- **TRY IT**
Could you filter the records below and keep only the lines with the word "PRIVATE"?

- **GIVEN DATA**
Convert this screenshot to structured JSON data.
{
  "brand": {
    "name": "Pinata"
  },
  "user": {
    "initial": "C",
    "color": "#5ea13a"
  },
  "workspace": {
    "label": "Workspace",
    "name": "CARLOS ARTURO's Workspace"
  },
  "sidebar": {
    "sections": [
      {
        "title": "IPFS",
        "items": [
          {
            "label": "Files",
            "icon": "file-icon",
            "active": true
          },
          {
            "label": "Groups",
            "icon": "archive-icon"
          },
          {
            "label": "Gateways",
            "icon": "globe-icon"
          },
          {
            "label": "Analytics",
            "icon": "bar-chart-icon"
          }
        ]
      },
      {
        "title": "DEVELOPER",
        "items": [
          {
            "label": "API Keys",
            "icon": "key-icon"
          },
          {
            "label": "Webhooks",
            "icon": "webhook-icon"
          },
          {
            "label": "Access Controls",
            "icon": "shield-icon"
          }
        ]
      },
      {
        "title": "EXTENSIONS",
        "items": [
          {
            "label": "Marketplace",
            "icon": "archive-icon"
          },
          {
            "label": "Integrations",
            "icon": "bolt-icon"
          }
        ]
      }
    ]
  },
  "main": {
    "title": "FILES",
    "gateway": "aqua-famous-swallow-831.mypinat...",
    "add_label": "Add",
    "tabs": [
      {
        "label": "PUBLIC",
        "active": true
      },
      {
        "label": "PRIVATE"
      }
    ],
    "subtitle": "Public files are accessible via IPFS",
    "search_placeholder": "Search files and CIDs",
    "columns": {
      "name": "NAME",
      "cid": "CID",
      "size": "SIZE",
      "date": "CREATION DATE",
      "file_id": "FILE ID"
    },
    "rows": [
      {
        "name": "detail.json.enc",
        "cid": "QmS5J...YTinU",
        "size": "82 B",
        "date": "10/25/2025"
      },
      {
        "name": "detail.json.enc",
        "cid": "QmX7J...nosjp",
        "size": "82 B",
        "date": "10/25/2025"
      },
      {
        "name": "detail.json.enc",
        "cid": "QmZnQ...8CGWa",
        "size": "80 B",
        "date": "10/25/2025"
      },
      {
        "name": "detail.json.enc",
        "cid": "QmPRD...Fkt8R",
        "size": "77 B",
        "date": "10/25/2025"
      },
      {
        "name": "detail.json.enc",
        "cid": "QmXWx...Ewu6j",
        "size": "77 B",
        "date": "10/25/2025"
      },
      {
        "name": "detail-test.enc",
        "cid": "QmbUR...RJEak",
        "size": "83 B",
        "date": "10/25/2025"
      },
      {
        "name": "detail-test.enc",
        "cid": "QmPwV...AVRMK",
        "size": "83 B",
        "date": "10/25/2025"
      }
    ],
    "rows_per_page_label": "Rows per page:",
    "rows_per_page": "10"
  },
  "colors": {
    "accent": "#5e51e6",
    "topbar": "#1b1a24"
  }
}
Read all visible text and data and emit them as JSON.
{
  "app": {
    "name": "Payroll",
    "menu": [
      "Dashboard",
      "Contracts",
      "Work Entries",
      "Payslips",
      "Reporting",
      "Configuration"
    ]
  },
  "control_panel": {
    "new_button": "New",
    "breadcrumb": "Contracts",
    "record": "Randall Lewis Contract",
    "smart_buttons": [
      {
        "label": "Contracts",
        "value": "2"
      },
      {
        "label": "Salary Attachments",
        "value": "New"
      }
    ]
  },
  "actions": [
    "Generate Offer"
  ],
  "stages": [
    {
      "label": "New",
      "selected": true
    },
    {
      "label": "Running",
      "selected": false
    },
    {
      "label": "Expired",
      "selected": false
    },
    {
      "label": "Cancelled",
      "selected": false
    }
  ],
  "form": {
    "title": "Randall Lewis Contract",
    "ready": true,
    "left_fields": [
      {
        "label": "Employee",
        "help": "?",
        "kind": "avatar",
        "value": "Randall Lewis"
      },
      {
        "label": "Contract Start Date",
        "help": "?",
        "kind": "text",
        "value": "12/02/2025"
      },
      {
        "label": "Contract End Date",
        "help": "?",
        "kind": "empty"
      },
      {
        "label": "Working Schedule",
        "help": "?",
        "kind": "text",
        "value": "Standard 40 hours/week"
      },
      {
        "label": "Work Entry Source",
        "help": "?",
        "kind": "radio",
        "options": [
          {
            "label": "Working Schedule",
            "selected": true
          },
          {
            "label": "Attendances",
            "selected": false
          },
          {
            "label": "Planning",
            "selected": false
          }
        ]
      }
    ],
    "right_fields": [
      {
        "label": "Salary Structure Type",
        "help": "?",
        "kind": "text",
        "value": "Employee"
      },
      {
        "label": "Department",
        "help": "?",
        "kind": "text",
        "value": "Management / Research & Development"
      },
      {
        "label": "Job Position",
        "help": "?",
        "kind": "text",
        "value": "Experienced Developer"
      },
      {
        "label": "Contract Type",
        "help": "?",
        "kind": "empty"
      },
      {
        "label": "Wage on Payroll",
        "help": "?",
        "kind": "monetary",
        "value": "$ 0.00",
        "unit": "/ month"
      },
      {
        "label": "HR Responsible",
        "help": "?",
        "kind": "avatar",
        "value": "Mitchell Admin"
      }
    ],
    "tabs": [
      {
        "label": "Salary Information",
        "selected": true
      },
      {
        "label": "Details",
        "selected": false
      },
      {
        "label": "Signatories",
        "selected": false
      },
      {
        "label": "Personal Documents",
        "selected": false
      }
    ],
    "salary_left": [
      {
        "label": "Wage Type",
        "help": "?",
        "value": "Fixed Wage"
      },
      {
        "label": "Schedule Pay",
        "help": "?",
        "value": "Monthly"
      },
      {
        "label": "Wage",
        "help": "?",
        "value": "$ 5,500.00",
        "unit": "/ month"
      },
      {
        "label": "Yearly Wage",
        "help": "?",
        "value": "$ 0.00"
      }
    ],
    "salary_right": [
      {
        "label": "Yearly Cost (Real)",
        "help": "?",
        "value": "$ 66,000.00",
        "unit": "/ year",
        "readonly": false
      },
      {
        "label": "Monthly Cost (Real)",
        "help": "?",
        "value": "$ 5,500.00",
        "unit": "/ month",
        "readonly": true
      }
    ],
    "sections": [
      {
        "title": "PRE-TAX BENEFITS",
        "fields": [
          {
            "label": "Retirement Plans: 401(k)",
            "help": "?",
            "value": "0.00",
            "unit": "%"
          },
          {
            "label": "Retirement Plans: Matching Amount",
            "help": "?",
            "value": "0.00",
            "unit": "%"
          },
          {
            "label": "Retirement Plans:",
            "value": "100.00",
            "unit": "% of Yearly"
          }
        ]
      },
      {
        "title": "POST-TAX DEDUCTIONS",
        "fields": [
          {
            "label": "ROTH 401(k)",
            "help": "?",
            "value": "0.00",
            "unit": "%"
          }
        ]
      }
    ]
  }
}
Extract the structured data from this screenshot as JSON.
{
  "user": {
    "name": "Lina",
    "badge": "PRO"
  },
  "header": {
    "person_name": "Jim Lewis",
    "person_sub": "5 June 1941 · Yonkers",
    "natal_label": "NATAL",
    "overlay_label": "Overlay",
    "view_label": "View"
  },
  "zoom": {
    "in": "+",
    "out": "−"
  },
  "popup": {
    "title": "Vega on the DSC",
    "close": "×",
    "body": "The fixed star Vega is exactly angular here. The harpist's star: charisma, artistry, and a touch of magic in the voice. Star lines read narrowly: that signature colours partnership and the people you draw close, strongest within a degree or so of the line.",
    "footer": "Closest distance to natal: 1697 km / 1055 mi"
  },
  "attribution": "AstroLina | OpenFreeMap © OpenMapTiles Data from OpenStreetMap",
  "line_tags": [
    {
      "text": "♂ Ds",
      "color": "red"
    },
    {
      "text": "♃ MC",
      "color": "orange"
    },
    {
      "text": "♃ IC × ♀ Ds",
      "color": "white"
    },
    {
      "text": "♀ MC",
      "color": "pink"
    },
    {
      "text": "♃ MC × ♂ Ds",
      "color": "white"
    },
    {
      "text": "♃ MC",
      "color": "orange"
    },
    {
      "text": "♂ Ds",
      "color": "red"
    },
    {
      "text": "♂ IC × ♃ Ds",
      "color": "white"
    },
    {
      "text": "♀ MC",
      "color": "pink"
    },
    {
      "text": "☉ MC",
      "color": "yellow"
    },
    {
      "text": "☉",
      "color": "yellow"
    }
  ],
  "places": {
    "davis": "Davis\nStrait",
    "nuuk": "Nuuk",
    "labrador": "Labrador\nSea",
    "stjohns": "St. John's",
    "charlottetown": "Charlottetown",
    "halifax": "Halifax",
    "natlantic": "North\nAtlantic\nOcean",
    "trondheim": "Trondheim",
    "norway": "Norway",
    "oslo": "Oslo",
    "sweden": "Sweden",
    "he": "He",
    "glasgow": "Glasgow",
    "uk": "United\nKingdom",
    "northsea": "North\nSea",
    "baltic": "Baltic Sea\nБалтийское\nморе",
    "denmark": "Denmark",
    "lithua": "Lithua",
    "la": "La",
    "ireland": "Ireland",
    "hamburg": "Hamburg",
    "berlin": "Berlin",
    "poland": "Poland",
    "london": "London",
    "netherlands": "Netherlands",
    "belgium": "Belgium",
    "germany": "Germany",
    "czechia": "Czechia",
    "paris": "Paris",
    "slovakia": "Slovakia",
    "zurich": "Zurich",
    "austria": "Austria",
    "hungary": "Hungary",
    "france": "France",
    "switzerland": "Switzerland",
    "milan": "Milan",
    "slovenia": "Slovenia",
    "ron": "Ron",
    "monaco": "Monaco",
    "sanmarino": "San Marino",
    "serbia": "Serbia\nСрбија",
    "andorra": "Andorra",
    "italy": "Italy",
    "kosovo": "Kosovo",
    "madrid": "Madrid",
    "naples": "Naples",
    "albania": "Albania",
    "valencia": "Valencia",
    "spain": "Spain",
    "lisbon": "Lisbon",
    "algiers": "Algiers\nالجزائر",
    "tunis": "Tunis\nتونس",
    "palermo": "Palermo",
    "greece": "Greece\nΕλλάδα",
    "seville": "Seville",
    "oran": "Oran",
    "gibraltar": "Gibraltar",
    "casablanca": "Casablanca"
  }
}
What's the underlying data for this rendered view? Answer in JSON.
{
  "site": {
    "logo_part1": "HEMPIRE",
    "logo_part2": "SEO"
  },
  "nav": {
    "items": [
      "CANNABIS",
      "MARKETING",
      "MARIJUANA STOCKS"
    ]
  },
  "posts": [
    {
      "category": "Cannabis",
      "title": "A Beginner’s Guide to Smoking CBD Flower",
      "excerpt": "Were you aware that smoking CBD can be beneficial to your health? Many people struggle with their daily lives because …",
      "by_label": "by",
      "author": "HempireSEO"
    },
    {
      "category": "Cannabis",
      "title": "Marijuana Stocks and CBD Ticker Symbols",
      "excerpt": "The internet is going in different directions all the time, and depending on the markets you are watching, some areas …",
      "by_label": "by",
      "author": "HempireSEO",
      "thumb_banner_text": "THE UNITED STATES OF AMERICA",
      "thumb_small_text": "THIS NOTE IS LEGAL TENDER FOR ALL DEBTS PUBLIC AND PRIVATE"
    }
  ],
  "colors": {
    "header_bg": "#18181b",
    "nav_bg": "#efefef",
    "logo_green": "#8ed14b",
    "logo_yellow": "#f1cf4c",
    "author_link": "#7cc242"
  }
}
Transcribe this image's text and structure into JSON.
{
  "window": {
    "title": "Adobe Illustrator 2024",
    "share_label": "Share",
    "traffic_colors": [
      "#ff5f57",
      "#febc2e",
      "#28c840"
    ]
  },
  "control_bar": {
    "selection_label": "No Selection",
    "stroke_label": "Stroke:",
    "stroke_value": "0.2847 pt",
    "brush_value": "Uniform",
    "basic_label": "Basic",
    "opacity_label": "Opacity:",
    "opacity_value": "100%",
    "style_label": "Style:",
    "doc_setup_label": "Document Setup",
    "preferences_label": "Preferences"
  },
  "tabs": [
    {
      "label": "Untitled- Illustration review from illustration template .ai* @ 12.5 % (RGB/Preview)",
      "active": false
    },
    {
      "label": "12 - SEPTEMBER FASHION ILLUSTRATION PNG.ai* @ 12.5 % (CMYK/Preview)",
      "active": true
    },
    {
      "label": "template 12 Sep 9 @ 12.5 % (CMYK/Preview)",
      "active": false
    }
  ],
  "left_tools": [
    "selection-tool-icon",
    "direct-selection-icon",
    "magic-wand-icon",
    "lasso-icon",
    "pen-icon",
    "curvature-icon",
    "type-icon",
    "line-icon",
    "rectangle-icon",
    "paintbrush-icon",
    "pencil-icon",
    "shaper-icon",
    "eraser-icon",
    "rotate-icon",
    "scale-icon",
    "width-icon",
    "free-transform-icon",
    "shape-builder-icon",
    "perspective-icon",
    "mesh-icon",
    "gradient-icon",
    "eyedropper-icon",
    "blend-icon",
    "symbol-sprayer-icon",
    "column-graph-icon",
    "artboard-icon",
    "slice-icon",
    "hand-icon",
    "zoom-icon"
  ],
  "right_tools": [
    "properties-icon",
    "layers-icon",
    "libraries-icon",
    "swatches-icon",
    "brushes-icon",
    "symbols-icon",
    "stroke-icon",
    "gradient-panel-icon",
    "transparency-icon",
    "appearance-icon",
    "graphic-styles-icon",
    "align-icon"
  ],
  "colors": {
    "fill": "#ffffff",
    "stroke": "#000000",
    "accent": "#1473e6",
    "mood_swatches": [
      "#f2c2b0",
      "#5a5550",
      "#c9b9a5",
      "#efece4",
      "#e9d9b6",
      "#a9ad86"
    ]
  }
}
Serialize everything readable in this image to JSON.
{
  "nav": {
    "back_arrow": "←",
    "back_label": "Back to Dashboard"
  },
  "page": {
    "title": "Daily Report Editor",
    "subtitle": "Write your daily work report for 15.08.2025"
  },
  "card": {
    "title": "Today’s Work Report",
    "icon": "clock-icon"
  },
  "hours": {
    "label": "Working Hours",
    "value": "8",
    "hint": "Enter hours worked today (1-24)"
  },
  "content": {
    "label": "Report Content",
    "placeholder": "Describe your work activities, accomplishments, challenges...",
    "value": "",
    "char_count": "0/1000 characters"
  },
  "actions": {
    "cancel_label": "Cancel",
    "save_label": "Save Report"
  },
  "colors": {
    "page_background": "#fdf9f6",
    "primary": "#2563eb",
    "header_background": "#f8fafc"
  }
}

- **ANSWER TO THIS EXERCISE**
        "label": "PRIVATE"
      "thumb_small_text": "THIS NOTE IS LEGAL TENDER FOR ALL DEBTS PUBLIC AND PRIVATE"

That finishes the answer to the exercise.